2006 World Monuments Watch
Established by the Etruscans in the sixth century B.C., Civita di Bagnoregio was one of many towns in central Italy that was hewn atop a hill of tufa, the soft volcanic rock that distinguishes the region’s natural landscape. Built in part for defensive purposes, most of the hill settlements retain extensive networks of carved underground passages and chambers. Civita is threatened by the erosion of the tufa, which is in danger of collapsing under the historic architecture at its northwest bluff. Secondary threats also applicable to other nearby hill towns include the decrease in year-round inhabitants due to the abandonment of the traditional agrarian lifestyle that gave rise to the community, and uncontrolled tourism’s dramatic alteration of Civita’s social and cultural fabric. The town has less than 12 year-round occupants but receives as many as 3,000 tourists a day on summer weekends. The site was included on the 2006 World Monuments Watch in order to raise awareness for its need of conservation and tourism management plans, which have the potential to secure the protection of its historic fabric for further centuries.

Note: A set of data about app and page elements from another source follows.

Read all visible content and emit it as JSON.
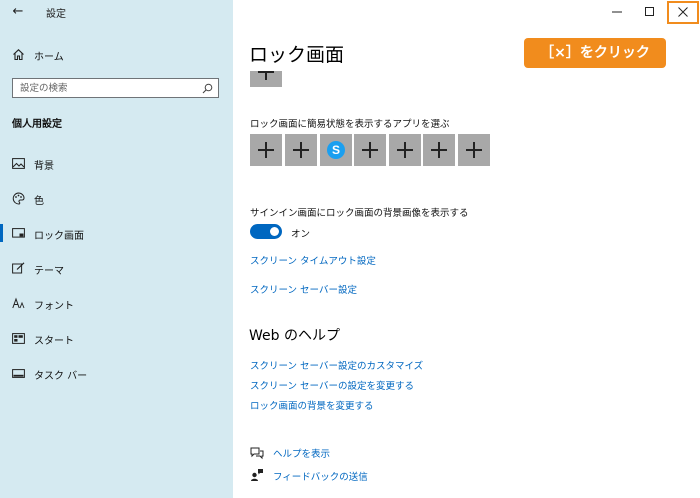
{
  "window": {
    "app_title": "設定",
    "back_glyph": "←",
    "minimize_glyph": "—",
    "maximize_glyph": "☐",
    "close_glyph": "✕"
  },
  "sidebar": {
    "home_label": "ホーム",
    "search_placeholder": "設定の検索",
    "section_title": "個人用設定",
    "items": [
      {
        "label": "背景",
        "icon": "picture-icon"
      },
      {
        "label": "色",
        "icon": "palette-icon"
      },
      {
        "label": "ロック画面",
        "icon": "lock-screen-icon",
        "selected": true
      },
      {
        "label": "テーマ",
        "icon": "theme-icon"
      },
      {
        "label": "フォント",
        "icon": "font-icon"
      },
      {
        "label": "スタート",
        "icon": "start-icon"
      },
      {
        "label": "タスク バー",
        "icon": "taskbar-icon"
      }
    ]
  },
  "main": {
    "page_title": "ロック画面",
    "quick_status_label": "ロック画面に簡易状態を表示するアプリを選ぶ",
    "quick_status_tiles": [
      "plus",
      "plus",
      "skype",
      "plus",
      "plus",
      "plus",
      "plus"
    ],
    "skype_letter": "S",
    "signin_bg_label": "サインイン画面にロック画面の背景画像を表示する",
    "toggle_state_label": "オン",
    "toggle_on": true,
    "screen_timeout_link": "スクリーン タイムアウト設定",
    "screen_saver_link": "スクリーン セーバー設定",
    "web_help_title": "Web のヘルプ",
    "help_links": [
      "スクリーン セーバー設定のカスタマイズ",
      "スクリーン セーバーの設定を変更する",
      "ロック画面の背景を変更する"
    ],
    "show_help_link": "ヘルプを表示",
    "feedback_link": "フィードバックの送信"
  },
  "annotation": {
    "callout_text": "［×］をクリック",
    "color": "#f18c1d"
  },
  "colors": {
    "sidebar_bg": "#d5eaf1",
    "accent": "#0067c0",
    "tile_bg": "#a8a8a8",
    "skype": "#1a9ff0"
  }
}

An international symposium on the future of “tuff towns”
In May 2008 World Monuments Fund supported an international symposium on Italian “tuff towns,” and Civita di Bagnoregio was a principle case study in the ensuing discussions. Short and long-term plans for the protection of the village and others like it were developed during the event, and several collaborations resulted between the heritage professionals that attended. In the spring of 2013, authorities in Civita began to charge €3 for each entering tourist in order to raise money for the upkeep of the site. In the fall of that year the resources paid for part of reinforcement works carried out on the north and south slopes of the tuff hill, as well repairs to the access bridge leading into the town. After a devastating landslide in May 2015 that caused the temporary closure of the bridge, the governor of Lazio called for Civita’s inclusion on UNESCO’s World Heritage list. A decision is expected in 2017.